"""

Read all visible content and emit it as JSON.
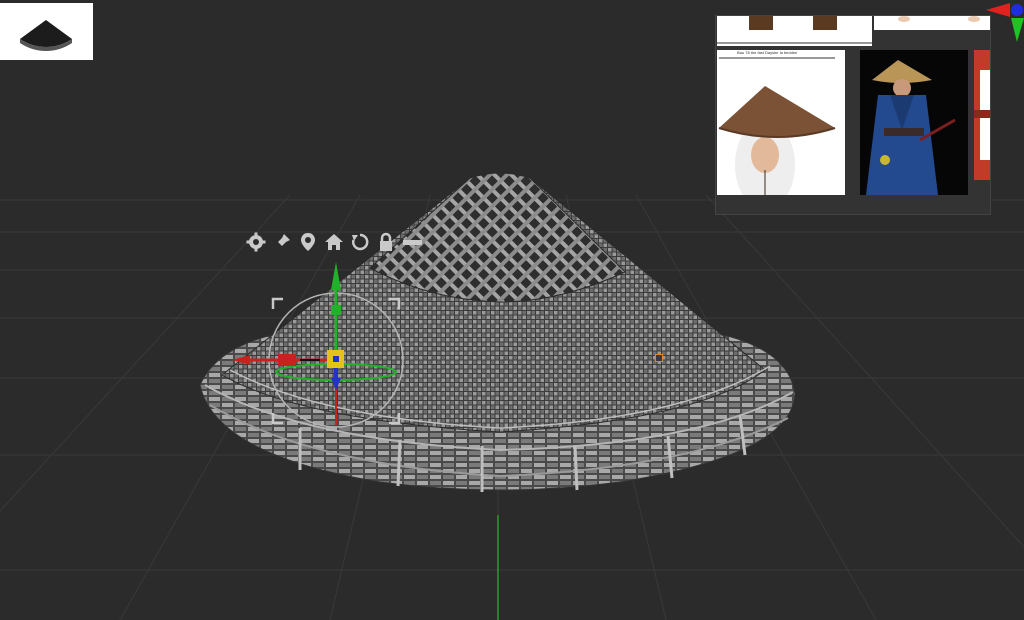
{
  "viewport": {
    "background": "#2b2b2b",
    "grid_color": "#393939",
    "axis_green": "#23a125"
  },
  "thumbnail": {
    "icon": "conical-hat-thumbnail",
    "background": "#ffffff"
  },
  "reference_panel": {
    "images": [
      {
        "name": "reference-legs-photo",
        "description_icon": "photo"
      },
      {
        "name": "reference-hands-photo",
        "description_icon": "photo"
      },
      {
        "name": "reference-person-in-straw-hat",
        "description_icon": "photo"
      },
      {
        "name": "reference-samurai-in-blue-robe",
        "description_icon": "photo"
      },
      {
        "name": "reference-red-gate",
        "description_icon": "photo"
      }
    ],
    "doc_caption": "Bau 78 the fast Daysler la bedden"
  },
  "gizmo_toolbar": {
    "icons": [
      "gear-icon",
      "pin-icon",
      "location-icon",
      "home-icon",
      "reset-icon",
      "lock-icon",
      "minus-icon"
    ]
  },
  "transform_gizmo": {
    "x_axis_color": "#c8221e",
    "y_axis_color": "#22b12a",
    "z_axis_color": "#2333c8",
    "center_color": "#e5c21a"
  },
  "orientation_gizmo": {
    "x_color": "#e0231e",
    "y_color": "#1fc222",
    "z_color": "#1f2ce0"
  },
  "model": {
    "name": "woven-conical-hat",
    "color": "#8a8a8a"
  }
}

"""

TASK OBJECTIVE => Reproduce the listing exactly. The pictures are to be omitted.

RESULT =>
Read all visible content and emit it as JSON.
{
  "viewport": {
    "background": "#2b2b2b",
    "grid_color": "#393939",
    "axis_green": "#23a125"
  },
  "thumbnail": {
    "icon": "conical-hat-thumbnail",
    "background": "#ffffff"
  },
  "reference_panel": {
    "images": [
      {
        "name": "reference-legs-photo",
        "description_icon": "photo"
      },
      {
        "name": "reference-hands-photo",
        "description_icon": "photo"
      },
      {
        "name": "reference-person-in-straw-hat",
        "description_icon": "photo"
      },
      {
        "name": "reference-samurai-in-blue-robe",
        "description_icon": "photo"
      },
      {
        "name": "reference-red-gate",
        "description_icon": "photo"
      }
    ],
    "doc_caption": "Bau 78 the fast Daysler la bedden"
  },
  "gizmo_toolbar": {
    "icons": [
      "gear-icon",
      "pin-icon",
      "location-icon",
      "home-icon",
      "reset-icon",
      "lock-icon",
      "minus-icon"
    ]
  },
  "transform_gizmo": {
    "x_axis_color": "#c8221e",
    "y_axis_color": "#22b12a",
    "z_axis_color": "#2333c8",
    "center_color": "#e5c21a"
  },
  "orientation_gizmo": {
    "x_color": "#e0231e",
    "y_color": "#1fc222",
    "z_color": "#1f2ce0"
  },
  "model": {
    "name": "woven-conical-hat",
    "color": "#8a8a8a"
  }
}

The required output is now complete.